Search results1 – 2 of 2
The rising threat of tropical cyclones in Zimbabwe is of great importance in establishing the general sources of humanitarian supply chain risks and assessing their…
The rising threat of tropical cyclones in Zimbabwe is of great importance in establishing the general sources of humanitarian supply chain risks and assessing their negative impact on relief operations. There is a scarcity of studies that collate such evidence toward enhanced humanitarian supply chains in Southern Africa. With this in mind, this study explored scattered evidence on supply chain risks in the delivery of humanitarian aid to victims of Cyclone Idai in Zimbabwe.
This reflective study evaluates supply chain risks associated with Cyclone Idai humanitarian relief operations through qualitative in-depth interviews with relevant actors in the field. The data were triangulated with secondary information from associated publications, blogs and newspapers to reflect the truth about the phenomena under investigation.
The results show that Cyclone Idai disaster response operations were adversely affected by social, economic and political/governmental risk factors. In the same breath, poor or inadequate infrastructure and environmental factors were also contributing factors toward the futility of humanitarian relief operations.

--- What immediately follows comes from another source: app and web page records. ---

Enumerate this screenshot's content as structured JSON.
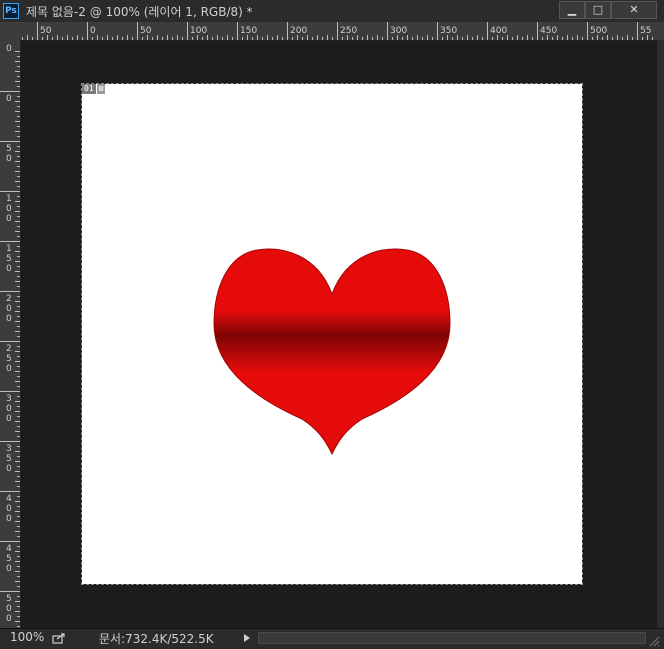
{
  "window": {
    "app_icon_label": "Ps",
    "title": "제목 없음-2 @ 100% (레이어 1, RGB/8) *",
    "minimize_glyph": "▁",
    "maximize_glyph": "□",
    "close_glyph": "✕"
  },
  "ruler": {
    "h_labels": [
      "50",
      "0",
      "50",
      "100",
      "150",
      "200",
      "250",
      "300",
      "350",
      "400",
      "450",
      "500",
      "55"
    ],
    "v_labels": [
      "0",
      "0",
      "50",
      "100",
      "150",
      "200",
      "250",
      "300",
      "350",
      "400",
      "450",
      "500"
    ]
  },
  "canvas": {
    "layer_tag": "01",
    "layer_icon_glyph": "⊠",
    "heart_colors": {
      "light": "#e60b0b",
      "dark": "#7d0404",
      "outline": "#a30606"
    }
  },
  "status": {
    "zoom": "100%",
    "doc_info": "문서:732.4K/522.5K"
  },
  "colors": {
    "chrome": "#2b2b2b",
    "ruler": "#3c3c3c",
    "workspace": "#1c1c1c",
    "accent": "#3ba0f0"
  }
}
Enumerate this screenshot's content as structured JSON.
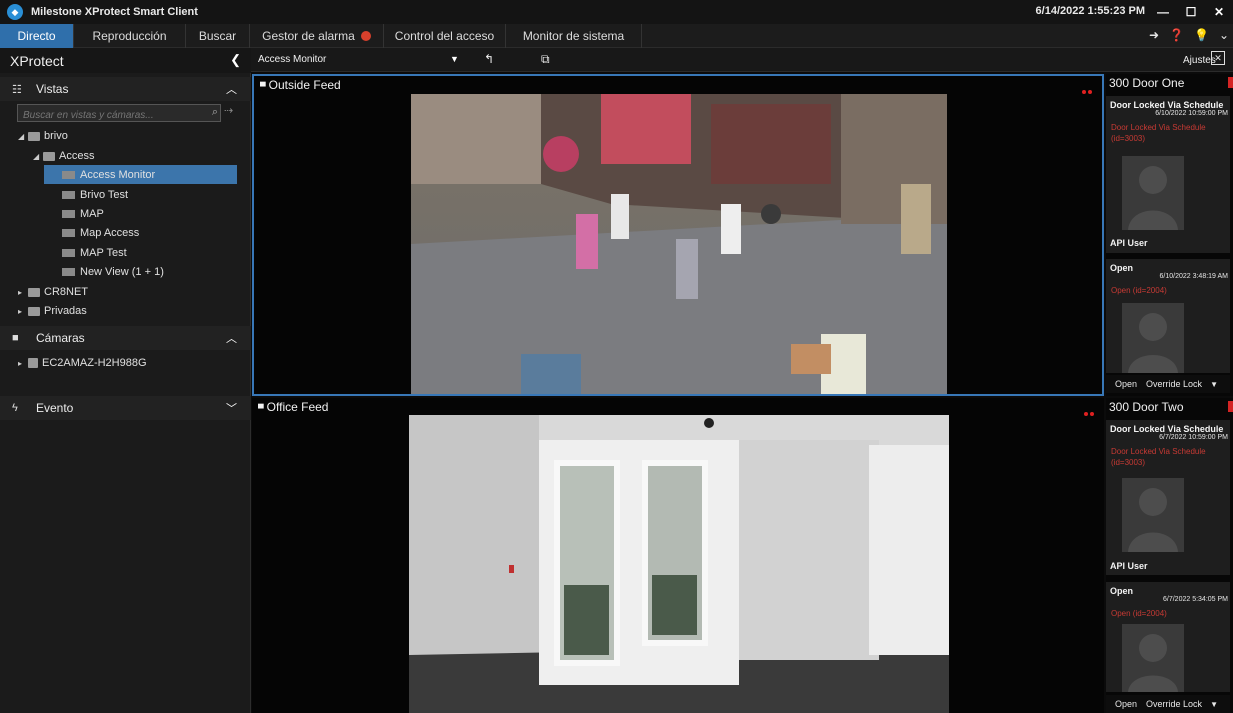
{
  "app": {
    "title": "Milestone XProtect Smart Client",
    "clock": "6/14/2022 1:55:23 PM",
    "window_buttons": [
      "—",
      "☐",
      "✕"
    ]
  },
  "tabs": [
    {
      "label": "Directo",
      "active": true
    },
    {
      "label": "Reproducción"
    },
    {
      "label": "Buscar"
    },
    {
      "label": "Gestor de alarma",
      "badge": true
    },
    {
      "label": "Control del acceso"
    },
    {
      "label": "Monitor de sistema"
    }
  ],
  "tab_icons": [
    "➜",
    "❓",
    "💡",
    "⌄"
  ],
  "left_panel": {
    "header": "XProtect",
    "vistas_label": "Vistas",
    "search_placeholder": "Buscar en vistas y cámaras...",
    "tree": [
      {
        "label": "brivo",
        "type": "folder"
      },
      {
        "label": "Access",
        "type": "folder"
      },
      {
        "label": "Access Monitor",
        "type": "view",
        "selected": true
      },
      {
        "label": "Brivo Test",
        "type": "view"
      },
      {
        "label": "MAP",
        "type": "view"
      },
      {
        "label": "Map Access",
        "type": "view"
      },
      {
        "label": "MAP Test",
        "type": "view"
      },
      {
        "label": "New View (1 + 1)",
        "type": "view"
      },
      {
        "label": "CR8NET",
        "type": "folder"
      },
      {
        "label": "Privadas",
        "type": "folder"
      }
    ],
    "camaras_label": "Cámaras",
    "camera_server": "EC2AMAZ-H2H988G",
    "evento_label": "Evento"
  },
  "view_toolbar": {
    "view_name": "Access Monitor",
    "settings_label": "Ajustes"
  },
  "feeds": [
    {
      "title": "Outside Feed"
    },
    {
      "title": "Office Feed"
    }
  ],
  "doors": [
    {
      "name": "300 Door One",
      "events": [
        {
          "event": "Door Locked Via Schedule",
          "time": "6/10/2022 10:59:00 PM",
          "detail": "Door Locked Via Schedule (id=3003)",
          "user": "API User"
        },
        {
          "event": "Open",
          "time": "6/10/2022 3:48:19 AM",
          "detail": "Open (id=2004)",
          "user": ""
        }
      ],
      "actions": [
        "Open",
        "Override Lock"
      ]
    },
    {
      "name": "300 Door Two",
      "events": [
        {
          "event": "Door Locked Via Schedule",
          "time": "6/7/2022 10:59:00 PM",
          "detail": "Door Locked Via Schedule (id=3003)",
          "user": "API User"
        },
        {
          "event": "Open",
          "time": "6/7/2022 5:34:05 PM",
          "detail": "Open (id=2004)",
          "user": ""
        }
      ],
      "actions": [
        "Open",
        "Override Lock"
      ]
    }
  ]
}
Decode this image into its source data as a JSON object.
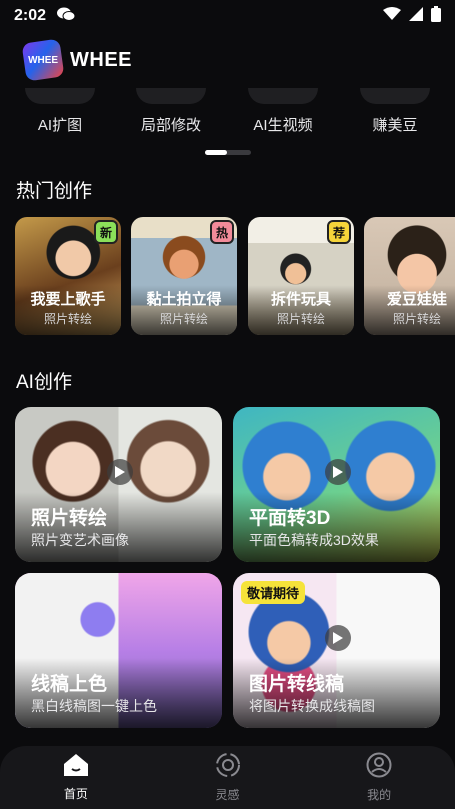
{
  "status": {
    "time": "2:02"
  },
  "app": {
    "title": "WHEE",
    "logo_text": "WHEE"
  },
  "tools": [
    {
      "label": "AI扩图"
    },
    {
      "label": "局部修改"
    },
    {
      "label": "AI生视频"
    },
    {
      "label": "赚美豆"
    }
  ],
  "hot": {
    "title": "热门创作",
    "items": [
      {
        "name": "我要上歌手",
        "sub": "照片转绘",
        "badge": "新",
        "badge_color": "#8be05a"
      },
      {
        "name": "黏土拍立得",
        "sub": "照片转绘",
        "badge": "热",
        "badge_color": "#f28b9a"
      },
      {
        "name": "拆件玩具",
        "sub": "照片转绘",
        "badge": "荐",
        "badge_color": "#f5d43a"
      },
      {
        "name": "爱豆娃娃",
        "sub": "照片转绘",
        "badge": "",
        "badge_color": ""
      }
    ]
  },
  "ai": {
    "title": "AI创作",
    "items": [
      {
        "title": "照片转绘",
        "sub": "照片变艺术画像",
        "badge": ""
      },
      {
        "title": "平面转3D",
        "sub": "平面色稿转成3D效果",
        "badge": ""
      },
      {
        "title": "线稿上色",
        "sub": "黑白线稿图一键上色",
        "badge": ""
      },
      {
        "title": "图片转线稿",
        "sub": "将图片转换成线稿图",
        "badge": "敬请期待"
      }
    ]
  },
  "nav": [
    {
      "label": "首页",
      "icon": "home-icon",
      "active": true
    },
    {
      "label": "灵感",
      "icon": "inspiration-icon",
      "active": false
    },
    {
      "label": "我的",
      "icon": "profile-icon",
      "active": false
    }
  ]
}
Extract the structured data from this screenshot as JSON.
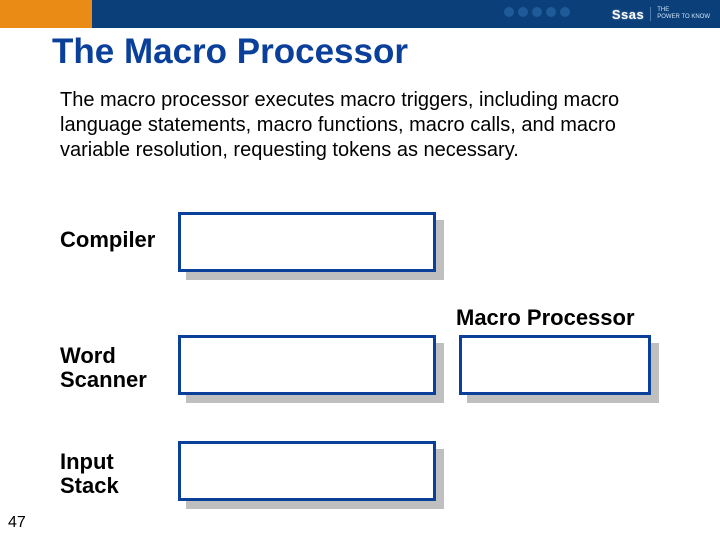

This study is significant as it endeavors to contribute toward humanitarian supply chain management, specifically in assisting humanitarian organizations with suggested strategies that would work toward making humanitarian relief supply chains more resilient. However, more research needs to be done toward optimized implementation strategies for the suggested framework.
It is to the best knowledge of these researchers that this is a unique study carried out to examine humanitarian supply chain risk factors in Cyclone Idai relief operations in Zimbabwe.
– The purpose of this paper is to gauge the knowledge of the university leaders at the Durban University of Technology on transformation.
The purpose of this paper is to gauge the knowledge of the university leaders at the Durban University of Technology on transformation.
This study uses both quantitative and qualitative approaches guided by a structured survey questionnaire and in-depth interviews with the university leaders. The questionnaires generated the reliability coefficient α of 0.947, indicating a high degree of acceptance and consistency of the results.
The study findings reveal the highest percentage of 70 per cent regarding the belief that transformation refers to restructuring the institution more than commonly anticipated variables such as race (56 per cent) and redressing the past injustices (59 per cent).
The limitation of the study was the scarcity of published material on the sub-dimensions of the study of transformation (transformation as referring to attracting qualified employees). Another limitation which was observed included the paucity of data regarding discipline and knowledge of transformation variables.
This study suggests transformation in higher education institutions is defined through internal (operational and core) and external factors with a direct influence.
This paper could potentially enrich the meaning of transformation, derived from the context and experience of South Africa.